**Source information:**
····················

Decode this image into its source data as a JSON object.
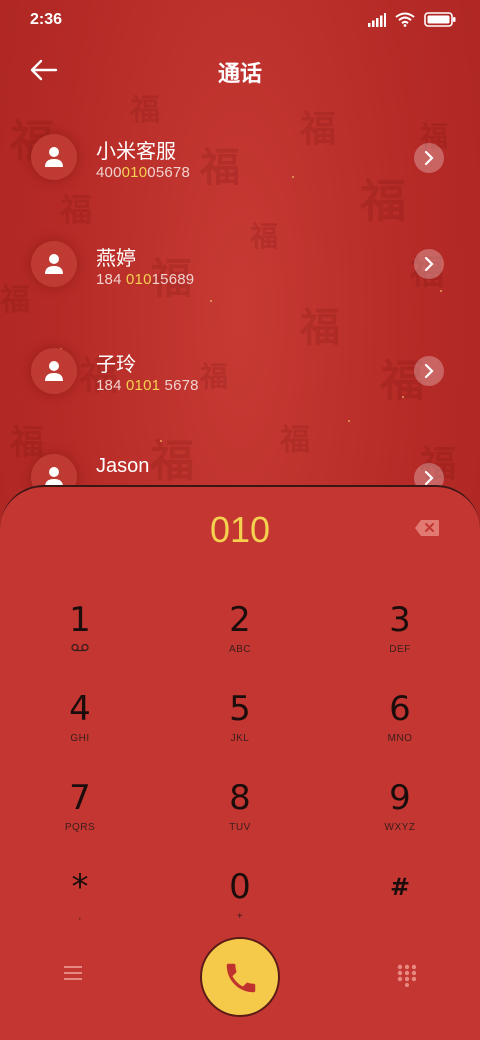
{
  "status_bar": {
    "time": "2:36"
  },
  "header": {
    "title": "通话"
  },
  "contacts": [
    {
      "name": "小米客服",
      "number_pre": "400",
      "number_match": "010",
      "number_post": "05678"
    },
    {
      "name": "燕婷",
      "number_pre": "184 ",
      "number_match": "010",
      "number_post": "15689"
    },
    {
      "name": "子玲",
      "number_pre": "184 ",
      "number_match": "0101",
      "number_post": " 5678"
    },
    {
      "name": "Jason",
      "number_pre": "",
      "number_match": "",
      "number_post": ""
    }
  ],
  "dialpad": {
    "entered": "010",
    "keys": [
      {
        "digit": "1",
        "letters": ""
      },
      {
        "digit": "2",
        "letters": "ABC"
      },
      {
        "digit": "3",
        "letters": "DEF"
      },
      {
        "digit": "4",
        "letters": "GHI"
      },
      {
        "digit": "5",
        "letters": "JKL"
      },
      {
        "digit": "6",
        "letters": "MNO"
      },
      {
        "digit": "7",
        "letters": "PQRS"
      },
      {
        "digit": "8",
        "letters": "TUV"
      },
      {
        "digit": "9",
        "letters": "WXYZ"
      },
      {
        "digit": "*",
        "letters": ","
      },
      {
        "digit": "0",
        "letters": "+"
      },
      {
        "digit": "#",
        "letters": ""
      }
    ]
  },
  "icons": {
    "back": "arrow-left-icon",
    "voicemail": "voicemail-icon",
    "backspace": "backspace-icon",
    "menu": "menu-icon",
    "call": "phone-icon",
    "keypad": "keypad-icon"
  },
  "colors": {
    "background": "#b52a26",
    "panel": "#c43631",
    "highlight": "#f4d14f",
    "call_button": "#f5c94a"
  }
}
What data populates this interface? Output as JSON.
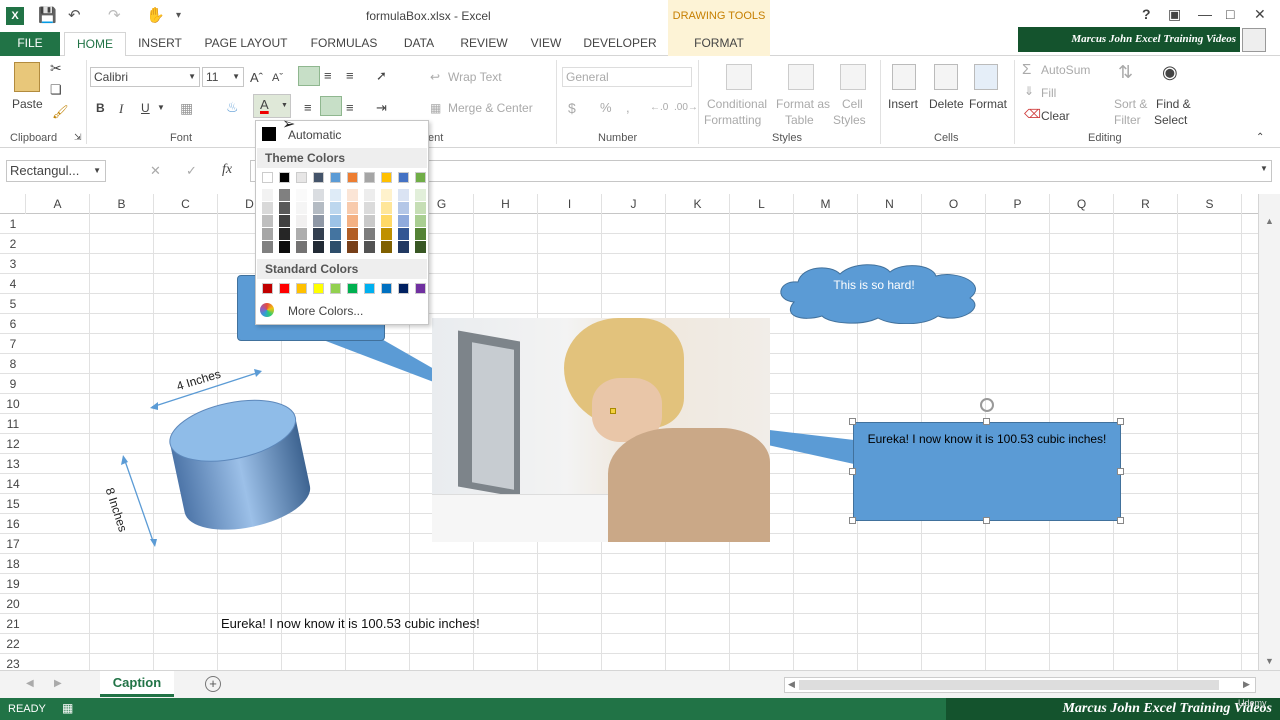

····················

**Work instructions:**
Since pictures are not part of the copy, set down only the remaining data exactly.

**Answer box:**
Decode this image into its source data as a JSON object.
{
  "status_bar": {
    "time": "2:36"
  },
  "header": {
    "title": "通话"
  },
  "contacts": [
    {
      "name": "小米客服",
      "number_pre": "400",
      "number_match": "010",
      "number_post": "05678"
    },
    {
      "name": "燕婷",
      "number_pre": "184 ",
      "number_match": "010",
      "number_post": "15689"
    },
    {
      "name": "子玲",
      "number_pre": "184 ",
      "number_match": "0101",
      "number_post": " 5678"
    },
    {
      "name": "Jason",
      "number_pre": "",
      "number_match": "",
      "number_post": ""
    }
  ],
  "dialpad": {
    "entered": "010",
    "keys": [
      {
        "digit": "1",
        "letters": ""
      },
      {
        "digit": "2",
        "letters": "ABC"
      },
      {
        "digit": "3",
        "letters": "DEF"
      },
      {
        "digit": "4",
        "letters": "GHI"
      },
      {
        "digit": "5",
        "letters": "JKL"
      },
      {
        "digit": "6",
        "letters": "MNO"
      },
      {
        "digit": "7",
        "letters": "PQRS"
      },
      {
        "digit": "8",
        "letters": "TUV"
      },
      {
        "digit": "9",
        "letters": "WXYZ"
      },
      {
        "digit": "*",
        "letters": ","
      },
      {
        "digit": "0",
        "letters": "+"
      },
      {
        "digit": "#",
        "letters": ""
      }
    ]
  },
  "icons": {
    "back": "arrow-left-icon",
    "voicemail": "voicemail-icon",
    "backspace": "backspace-icon",
    "menu": "menu-icon",
    "call": "phone-icon",
    "keypad": "keypad-icon"
  },
  "colors": {
    "background": "#b52a26",
    "panel": "#c43631",
    "highlight": "#f4d14f",
    "call_button": "#f5c94a"
  }
}
What data populates this interface? Output as JSON.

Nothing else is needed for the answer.